The Robots are Coming

A casual discussion about the automation of work and the decreasing relevance of humans to productivity.

Writing Gigs; Payment By The Page

August 07, 2015

Inside an article about Amazon’s business practices, there’s an interesting note about how the “gig economy” is coming to book writing:

Amazon announced that it would be instituting a new payment system for authors who use its Kindle Select publishing platform (in other words, authors for whom Amazon functions as both publisher and distributor), according to which authors will be paid each time readers turn the page of a book.

As Peter Wayner notes, “instead of paying the most ambitious, long-winded authors for each page written, Amazon will pay them for each page read.” An analysis of the details by Hern concluded that “an author will have to write a 220-page book — and have every page read by every person downloading it — to make the same $1.30 they currently get from a book being downloaded.” Casey Lucas estimates that author royalties could decline by between 60 and 80 percent.
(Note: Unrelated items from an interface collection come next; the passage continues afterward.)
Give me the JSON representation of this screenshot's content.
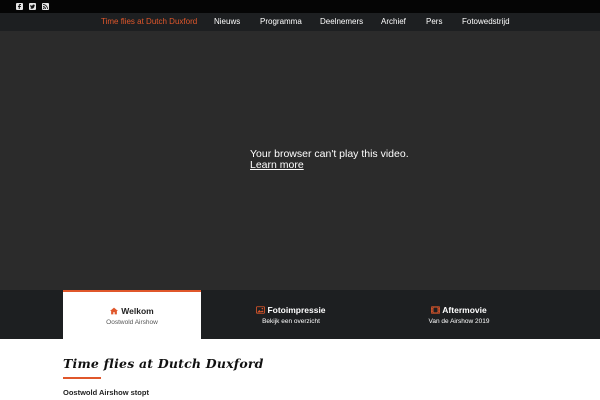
{
  "topbar": {
    "social": [
      {
        "icon": "facebook-icon"
      },
      {
        "icon": "twitter-icon"
      },
      {
        "icon": "rss-icon"
      }
    ]
  },
  "nav": {
    "items": [
      {
        "label": "Time flies at Dutch Duxford",
        "active": true
      },
      {
        "label": "Nieuws"
      },
      {
        "label": "Programma"
      },
      {
        "label": "Deelnemers"
      },
      {
        "label": "Archief"
      },
      {
        "label": "Pers"
      },
      {
        "label": "Fotowedstrijd"
      }
    ]
  },
  "video": {
    "message": "Your browser can't play this video.",
    "link": "Learn more"
  },
  "tabs": [
    {
      "title": "Welkom",
      "subtitle": "Oostwold Airshow",
      "icon": "home-icon",
      "active": true
    },
    {
      "title": "Fotoimpressie",
      "subtitle": "Bekijk een overzicht",
      "icon": "image-icon"
    },
    {
      "title": "Aftermovie",
      "subtitle": "Van de Airshow 2019",
      "icon": "film-icon"
    }
  ],
  "content": {
    "heading": "Time flies at Dutch Duxford",
    "subheading": "Oostwold Airshow stopt"
  },
  "colors": {
    "accent": "#e0572b",
    "nav_bg": "#1d1f21",
    "video_bg": "#2b2b2b",
    "topbar_bg": "#050505"
  }
}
For authors, the minimum billable unit (MBU) used to be the entire book, Amazon is using software to drive that down to the page. The entire book used to be the gig, Now a book is 200 smaller gigs, bound into one.